2015 Proposed Entry Level Requirements for Nuclear Medicine Technologists Society of Nuclear Medicine Technologist Section February 2006
Entry-Level Educational Requirements Resolution Passed by SNMTS June 2005 • “The Society of Nuclear Medicine Technologist Section proposes that by 2015, education leading to the baccalaureate degree become the standard for entry level technologists.”
Educational Summit - Nov. 11-13, 2005 • 24 representatives from 8 organizations and each type of educational program were in attendance • - SNMTS - ASRT - Certificate Programs • -NMTCB - ARRT - Associate Programs • - JRCNMT - SMRT - Baccalaureate Programs • - JCAHO • Everyone was asked to bring their opinions, concerns, and questions to the table
Four Focus Areas Were Identified • Stakeholder Input • Core Curriculum • Community Outreach • Programmatic Transition
In the absence of timely communication and valid information, the void has been filled with myths and half truths regarding this proposal. We will begin the education and communication process by debunking these myths.”
Myth #1 - The entry level proposal is supported by only a small minority of individuals and was conceived with limited input from stakeholders. • Reality #1 - This proposal has been discussed for over 4 years. At the June SNM 2005 meeting the proposal was approved by the SNMTS National Council of Representative (which represents grassroots members), the SNMTS Executive Board, and the SNM Board of Directors. The input and opinions of all stakeholders has been and is important relative to this proposal.
Myth # 2 - This proposal would require all educational programs to grant a BSNMT. • Reality #2 - The SNMTS cannot require programs to grant degrees. This proposal would require that entry level NMT’s in 2015 would possess or have completed the following: • Baccalaureate Degree (BA or BS) • A core curriculum of math and science • Successful NMTCB or ARRT exam • completion
Myth #3 - Current NMT’s will be required to complete a BS/BA degree in order to continue working or remain credentialed. • Reality #3 - The proposal applies only to individuals entering the profession after 2015. It was never the intention of this proposal to mandate anyone out of a job. Jobs and educational requirements of currently practicing technologists will not be affected.

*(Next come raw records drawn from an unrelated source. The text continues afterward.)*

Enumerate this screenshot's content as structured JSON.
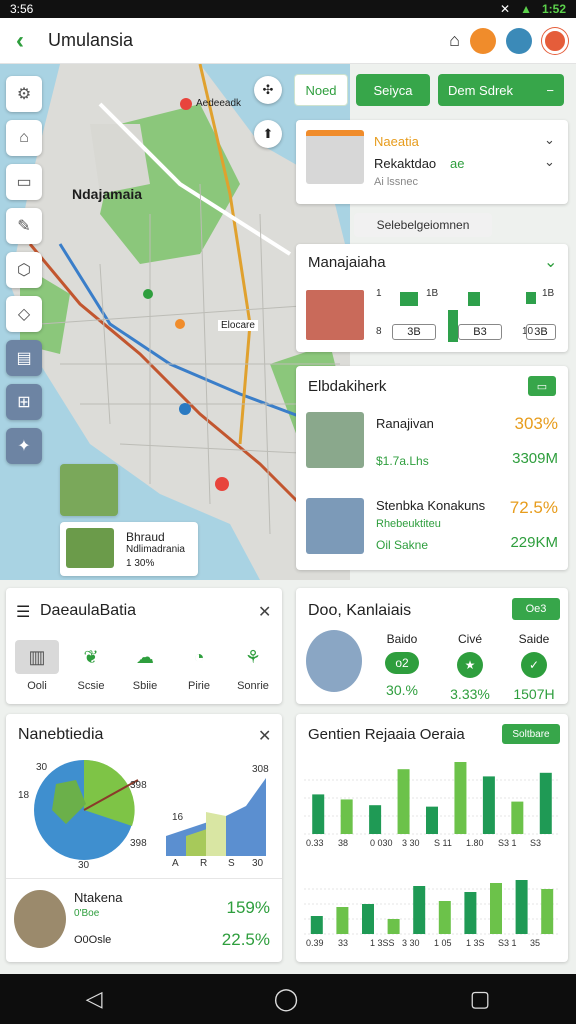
{
  "status": {
    "time": "3:56",
    "right": "1:52"
  },
  "appbar": {
    "title": "Umulansia"
  },
  "map": {
    "city_label": "Ndajamaia",
    "pin_label": "Aedeeadk",
    "district_label": "Elocare",
    "card1_title": "Bhraud",
    "card1_sub": "Ndlimadrania",
    "card1_val": "1 30%"
  },
  "top_buttons": {
    "b1": "Noed",
    "b2": "Seiyca",
    "b3": "Dem Sdrek",
    "b3_icon": "−"
  },
  "info_card": {
    "title": "Naeatia",
    "subtitle": "Rekaktdao",
    "subtitle_val": "ae",
    "note": "Ai lssnec"
  },
  "pill": {
    "label": "Selebelgeiomnen"
  },
  "mana_card": {
    "title": "Manajaiaha",
    "labels_top": [
      "1",
      "1B",
      "1B"
    ],
    "labels_bottom": [
      "8",
      "3B",
      "B3",
      "10",
      "3B"
    ]
  },
  "elb_card": {
    "title": "Elbdakiherk",
    "badge": "",
    "items": [
      {
        "title": "Ranajivan",
        "sub": "$1.7a.Lhs",
        "pct": "303%",
        "val": "3309M"
      },
      {
        "title": "Stenbka Konakuns",
        "sub": "Rhebeuktiteu",
        "sub2": "Oil Sakne",
        "pct": "72.5%",
        "val": "229KM"
      }
    ]
  },
  "deadula": {
    "title": "DaeaulaBatia",
    "items": [
      {
        "label": "Ooli"
      },
      {
        "label": "Scsie"
      },
      {
        "label": "Sbiie"
      },
      {
        "label": "Pirie"
      },
      {
        "label": "Sonrie"
      }
    ]
  },
  "doo_card": {
    "title": "Doo, Kanlaiais",
    "btn": "Oe3",
    "kpis": [
      {
        "label": "Baido",
        "icon": "o2",
        "val": "30.%"
      },
      {
        "label": "Civé",
        "icon": "★",
        "val": "3.33%"
      },
      {
        "label": "Saide",
        "icon": "✓",
        "val": "1507H"
      }
    ]
  },
  "nane": {
    "title": "Nanebtiedia",
    "pie_labels": [
      "30",
      "18",
      "30",
      "398",
      "398"
    ],
    "axis_labels": [
      "A",
      "R",
      "S",
      "30"
    ],
    "bar_top": "308",
    "bar_mid": "16",
    "person_title": "Ntakena",
    "person_sub": "0'Boe",
    "person_sub2": "O0Osle",
    "pct1": "159%",
    "pct2": "22.5%"
  },
  "gentien": {
    "title": "Gentien Rejaaia Oeraia",
    "btn": "Soltbare",
    "row1_labels": [
      "0.33",
      "38",
      "0 030",
      "3 30",
      "S 11",
      "1.80",
      "S3 1",
      "S3"
    ],
    "row2_labels": [
      "0.39",
      "33",
      "1 3SS",
      "3 30",
      "1 05",
      "1 3S",
      "S3 1",
      "35"
    ],
    "row1_values": [
      55,
      48,
      40,
      90,
      38,
      100,
      80,
      45,
      85
    ],
    "row2_values": [
      30,
      45,
      50,
      25,
      80,
      55,
      70,
      85,
      90,
      75
    ]
  },
  "colors": {
    "green": "#2e9e3d",
    "orange": "#e79c1c",
    "light_green": "#7ec446"
  }
}
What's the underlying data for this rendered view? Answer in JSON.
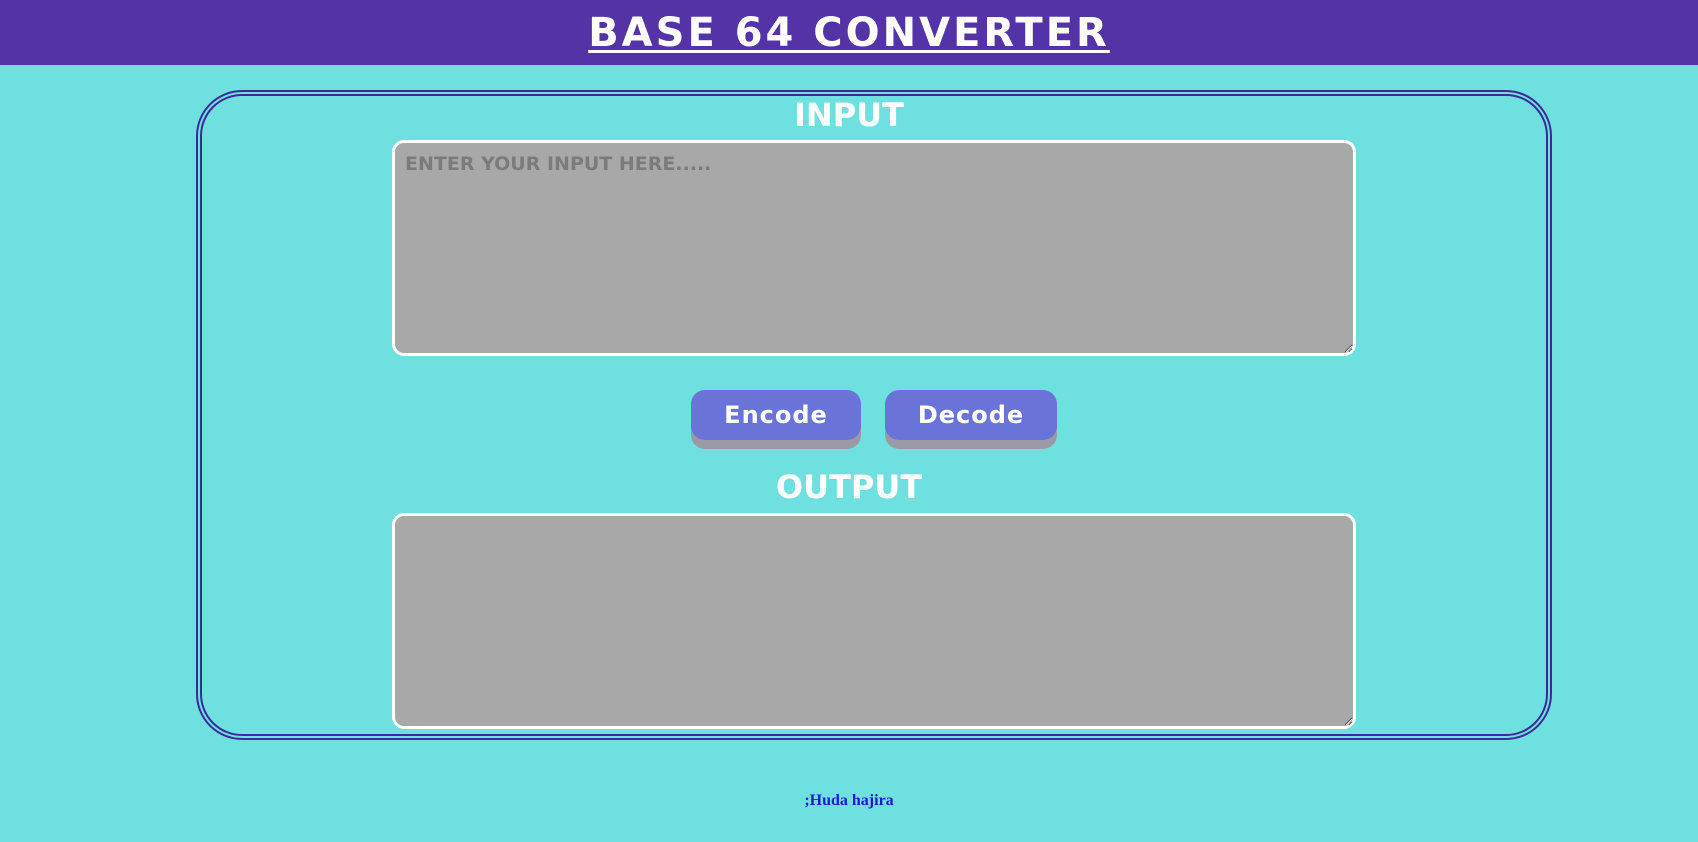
{
  "header": {
    "title": "BASE 64 CONVERTER"
  },
  "input_section": {
    "title": "INPUT",
    "placeholder": "ENTER YOUR INPUT HERE.....",
    "value": ""
  },
  "buttons": {
    "encode_label": "Encode",
    "decode_label": "Decode"
  },
  "output_section": {
    "title": "OUTPUT",
    "value": ""
  },
  "footer": {
    "text": ";Huda hajira"
  },
  "colors": {
    "header_bg": "#5333a6",
    "page_bg": "#6fe0e0",
    "button_bg": "#6a74d8",
    "textarea_bg": "#a8a8a8",
    "panel_border": "#3b2a9a",
    "footer_text": "#1a1ad6"
  }
}
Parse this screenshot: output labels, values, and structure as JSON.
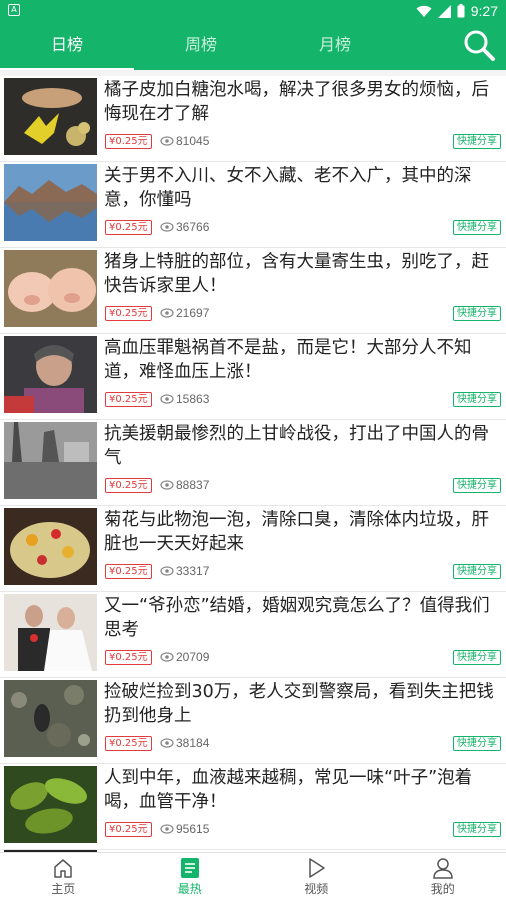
{
  "status_bar": {
    "time": "9:27",
    "left_icon": "A"
  },
  "header": {
    "tabs": [
      {
        "label": "日榜",
        "active": true
      },
      {
        "label": "周榜",
        "active": false
      },
      {
        "label": "月榜",
        "active": false
      }
    ],
    "search_icon": "search-icon"
  },
  "colors": {
    "accent": "#14b46a",
    "price": "#e23b3b",
    "text": "#222222"
  },
  "articles": [
    {
      "title": "橘子皮加白糖泡水喝，解决了很多男女的烦恼，后悔现在才了解",
      "price": "¥0.25元",
      "views": "81045",
      "share": "快捷分享"
    },
    {
      "title": "关于男不入川、女不入藏、老不入广，其中的深意，你懂吗",
      "price": "¥0.25元",
      "views": "36766",
      "share": "快捷分享"
    },
    {
      "title": "猪身上特脏的部位，含有大量寄生虫，别吃了，赶快告诉家里人！",
      "price": "¥0.25元",
      "views": "21697",
      "share": "快捷分享"
    },
    {
      "title": "高血压罪魁祸首不是盐，而是它！大部分人不知道，难怪血压上涨！",
      "price": "¥0.25元",
      "views": "15863",
      "share": "快捷分享"
    },
    {
      "title": "抗美援朝最惨烈的上甘岭战役，打出了中国人的骨气",
      "price": "¥0.25元",
      "views": "88837",
      "share": "快捷分享"
    },
    {
      "title": "菊花与此物泡一泡，清除口臭，清除体内垃圾，肝脏也一天天好起来",
      "price": "¥0.25元",
      "views": "33317",
      "share": "快捷分享"
    },
    {
      "title": "又一“爷孙恋”结婚，婚姻观究竟怎么了？值得我们思考",
      "price": "¥0.25元",
      "views": "20709",
      "share": "快捷分享"
    },
    {
      "title": "捡破烂捡到30万，老人交到警察局，看到失主把钱扔到他身上",
      "price": "¥0.25元",
      "views": "38184",
      "share": "快捷分享"
    },
    {
      "title": "人到中年，血液越来越稠，常见一味“叶子”泡着喝，血管干净！",
      "price": "¥0.25元",
      "views": "95615",
      "share": "快捷分享"
    }
  ],
  "bottom_nav": [
    {
      "label": "主页",
      "icon": "home-icon",
      "active": false
    },
    {
      "label": "最热",
      "icon": "hot-list-icon",
      "active": true
    },
    {
      "label": "视频",
      "icon": "play-icon",
      "active": false
    },
    {
      "label": "我的",
      "icon": "user-icon",
      "active": false
    }
  ]
}
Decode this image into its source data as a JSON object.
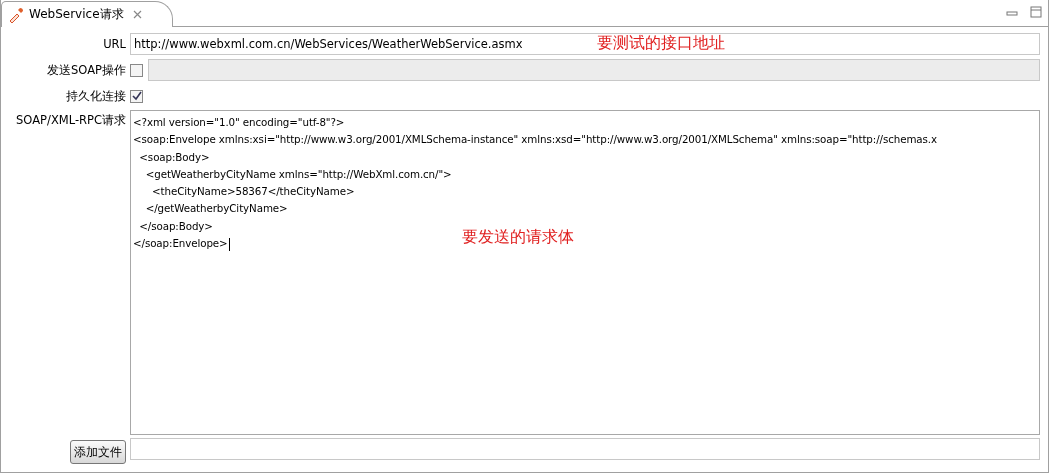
{
  "tab": {
    "title": "WebService请求",
    "selected": true
  },
  "form": {
    "url": {
      "label": "URL",
      "value": "http://www.webxml.com.cn/WebServices/WeatherWebService.asmx",
      "note": "要测试的接口地址"
    },
    "soap_action": {
      "label": "发送SOAP操作",
      "checked": false,
      "disabled": true
    },
    "keep_alive": {
      "label": "持久化连接",
      "checked": true
    },
    "body": {
      "label": "SOAP/XML-RPC请求",
      "lines": [
        "<?xml version=\"1.0\" encoding=\"utf-8\"?>",
        "<soap:Envelope xmlns:xsi=\"http://www.w3.org/2001/XMLSchema-instance\" xmlns:xsd=\"http://www.w3.org/2001/XMLSchema\" xmlns:soap=\"http://schemas.x",
        "  <soap:Body>",
        "    <getWeatherbyCityName xmlns=\"http://WebXml.com.cn/\">",
        "      <theCityName>58367</theCityName>",
        "    </getWeatherbyCityName>",
        "  </soap:Body>",
        "</soap:Envelope>"
      ],
      "note": "要发送的请求体"
    },
    "add_file": {
      "button": "添加文件"
    }
  }
}
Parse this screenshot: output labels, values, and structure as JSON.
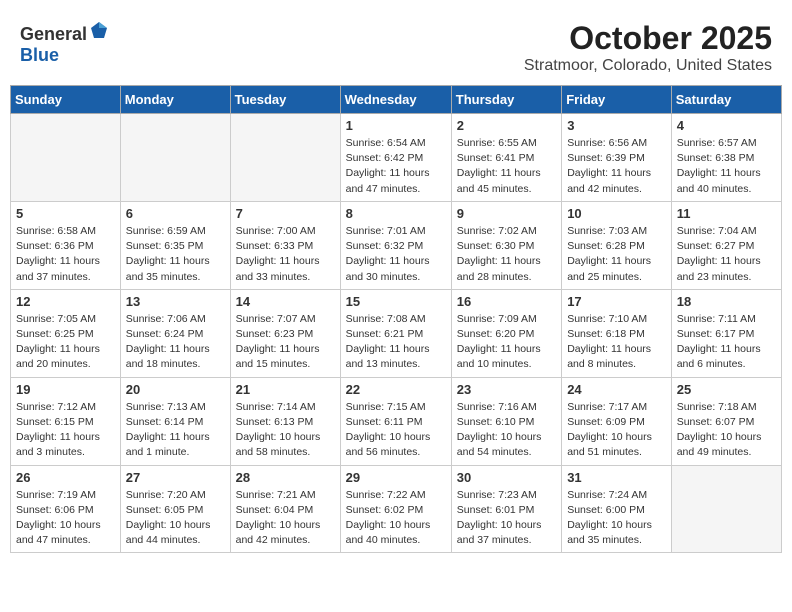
{
  "header": {
    "logo_general": "General",
    "logo_blue": "Blue",
    "month": "October 2025",
    "location": "Stratmoor, Colorado, United States"
  },
  "weekdays": [
    "Sunday",
    "Monday",
    "Tuesday",
    "Wednesday",
    "Thursday",
    "Friday",
    "Saturday"
  ],
  "weeks": [
    [
      {
        "day": "",
        "info": ""
      },
      {
        "day": "",
        "info": ""
      },
      {
        "day": "",
        "info": ""
      },
      {
        "day": "1",
        "info": "Sunrise: 6:54 AM\nSunset: 6:42 PM\nDaylight: 11 hours\nand 47 minutes."
      },
      {
        "day": "2",
        "info": "Sunrise: 6:55 AM\nSunset: 6:41 PM\nDaylight: 11 hours\nand 45 minutes."
      },
      {
        "day": "3",
        "info": "Sunrise: 6:56 AM\nSunset: 6:39 PM\nDaylight: 11 hours\nand 42 minutes."
      },
      {
        "day": "4",
        "info": "Sunrise: 6:57 AM\nSunset: 6:38 PM\nDaylight: 11 hours\nand 40 minutes."
      }
    ],
    [
      {
        "day": "5",
        "info": "Sunrise: 6:58 AM\nSunset: 6:36 PM\nDaylight: 11 hours\nand 37 minutes."
      },
      {
        "day": "6",
        "info": "Sunrise: 6:59 AM\nSunset: 6:35 PM\nDaylight: 11 hours\nand 35 minutes."
      },
      {
        "day": "7",
        "info": "Sunrise: 7:00 AM\nSunset: 6:33 PM\nDaylight: 11 hours\nand 33 minutes."
      },
      {
        "day": "8",
        "info": "Sunrise: 7:01 AM\nSunset: 6:32 PM\nDaylight: 11 hours\nand 30 minutes."
      },
      {
        "day": "9",
        "info": "Sunrise: 7:02 AM\nSunset: 6:30 PM\nDaylight: 11 hours\nand 28 minutes."
      },
      {
        "day": "10",
        "info": "Sunrise: 7:03 AM\nSunset: 6:28 PM\nDaylight: 11 hours\nand 25 minutes."
      },
      {
        "day": "11",
        "info": "Sunrise: 7:04 AM\nSunset: 6:27 PM\nDaylight: 11 hours\nand 23 minutes."
      }
    ],
    [
      {
        "day": "12",
        "info": "Sunrise: 7:05 AM\nSunset: 6:25 PM\nDaylight: 11 hours\nand 20 minutes."
      },
      {
        "day": "13",
        "info": "Sunrise: 7:06 AM\nSunset: 6:24 PM\nDaylight: 11 hours\nand 18 minutes."
      },
      {
        "day": "14",
        "info": "Sunrise: 7:07 AM\nSunset: 6:23 PM\nDaylight: 11 hours\nand 15 minutes."
      },
      {
        "day": "15",
        "info": "Sunrise: 7:08 AM\nSunset: 6:21 PM\nDaylight: 11 hours\nand 13 minutes."
      },
      {
        "day": "16",
        "info": "Sunrise: 7:09 AM\nSunset: 6:20 PM\nDaylight: 11 hours\nand 10 minutes."
      },
      {
        "day": "17",
        "info": "Sunrise: 7:10 AM\nSunset: 6:18 PM\nDaylight: 11 hours\nand 8 minutes."
      },
      {
        "day": "18",
        "info": "Sunrise: 7:11 AM\nSunset: 6:17 PM\nDaylight: 11 hours\nand 6 minutes."
      }
    ],
    [
      {
        "day": "19",
        "info": "Sunrise: 7:12 AM\nSunset: 6:15 PM\nDaylight: 11 hours\nand 3 minutes."
      },
      {
        "day": "20",
        "info": "Sunrise: 7:13 AM\nSunset: 6:14 PM\nDaylight: 11 hours\nand 1 minute."
      },
      {
        "day": "21",
        "info": "Sunrise: 7:14 AM\nSunset: 6:13 PM\nDaylight: 10 hours\nand 58 minutes."
      },
      {
        "day": "22",
        "info": "Sunrise: 7:15 AM\nSunset: 6:11 PM\nDaylight: 10 hours\nand 56 minutes."
      },
      {
        "day": "23",
        "info": "Sunrise: 7:16 AM\nSunset: 6:10 PM\nDaylight: 10 hours\nand 54 minutes."
      },
      {
        "day": "24",
        "info": "Sunrise: 7:17 AM\nSunset: 6:09 PM\nDaylight: 10 hours\nand 51 minutes."
      },
      {
        "day": "25",
        "info": "Sunrise: 7:18 AM\nSunset: 6:07 PM\nDaylight: 10 hours\nand 49 minutes."
      }
    ],
    [
      {
        "day": "26",
        "info": "Sunrise: 7:19 AM\nSunset: 6:06 PM\nDaylight: 10 hours\nand 47 minutes."
      },
      {
        "day": "27",
        "info": "Sunrise: 7:20 AM\nSunset: 6:05 PM\nDaylight: 10 hours\nand 44 minutes."
      },
      {
        "day": "28",
        "info": "Sunrise: 7:21 AM\nSunset: 6:04 PM\nDaylight: 10 hours\nand 42 minutes."
      },
      {
        "day": "29",
        "info": "Sunrise: 7:22 AM\nSunset: 6:02 PM\nDaylight: 10 hours\nand 40 minutes."
      },
      {
        "day": "30",
        "info": "Sunrise: 7:23 AM\nSunset: 6:01 PM\nDaylight: 10 hours\nand 37 minutes."
      },
      {
        "day": "31",
        "info": "Sunrise: 7:24 AM\nSunset: 6:00 PM\nDaylight: 10 hours\nand 35 minutes."
      },
      {
        "day": "",
        "info": ""
      }
    ]
  ]
}
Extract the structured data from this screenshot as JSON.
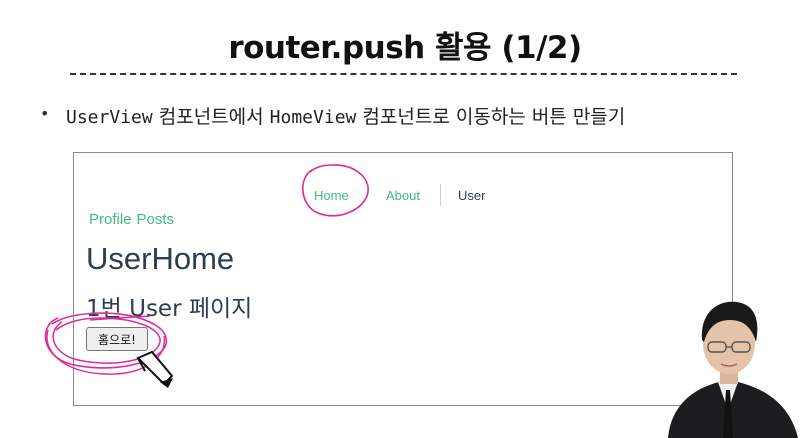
{
  "slide": {
    "title": "router.push 활용 (1/2)",
    "bullet": {
      "part1": "UserView",
      "part2": " 컴포넌트에서 ",
      "part3": "HomeView",
      "part4": " 컴포넌트로 이동하는 버튼 만들기"
    }
  },
  "app": {
    "nav": {
      "home": "Home",
      "about": "About",
      "user": "User"
    },
    "subnav": {
      "profile": "Profile",
      "posts": "Posts"
    },
    "heading": "UserHome",
    "subheading": "1번 User 페이지",
    "button_label": "홈으로!"
  },
  "colors": {
    "link": "#42b983",
    "annotation": "#e0289a",
    "text": "#2c3e50"
  }
}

Myth #4 - This proposal came about due to dissatisfaction with the education and training of current entry level technologists. • Reality #4 - This proposal is based on the increasing educational content requirements necessary to keep up with rapidly changing medical advances. It in no way is meant to imply that one type of educational training or experience is inferior/superior to another.
Myth #5 - The SNMTS is mandating this proposal to liaison organizations. • Reality #5 - The SNMTS cannot mandate any proposal to liaison organizations. The SNMTS is seeking to lead the medical community with this initiative. We feel future technologists will benefit both personally and professionally from this proposal.
Myth #6 - Stakeholders and liaison organizations have universally endorsed this proposal. • Reality #6 - Summit participation by stakeholders and liaison organizations did not constitute endorsement of this proposal. All parties are awaiting additional information and data to support this proposal.
Myth #7 - Nuclear Medicine Technologists are considered “professionals”. • Reality #7 - The federal government and society deems “professionals” according to an educational standard. That standard is the baccalaureate degree.
Myth #8 - The SNMTS is proposing that students take additional irrelevant coursework. • Reality #8 - There are currently many additional educational enhancements that should be added to existing programs. Some of these enhancements might include: PET, CT, MRI imaging, research methodology, advanced nuclear cardiology, molecular and biochemical medicine, PACS, and health care management. Educators are finding it increasing difficult to add anything to existing programs.
What’s Next? • The Entry Level Task Force will convene at the SNM Mid-Winter Meeting • The Performance and Responsibility Guidelines for a Nuclear Medicine Technologist and our Scope of Practice will be reviewed • The NMTCB Task Analysis will be looked at in relation to this proposal
Then What? • Data collection • A meeting with education coordinators at the annual meeting to allow opinions, concerns, and questions to be aired • Collaboration with liaison organizations • Communication with stakeholders
What Can You Do? • Send us an e-mail letting us know what you think • Voice your opinion to your National Council Delegate • Lend us you advise and expertise • Become involved in the process • Be a leader, not a follower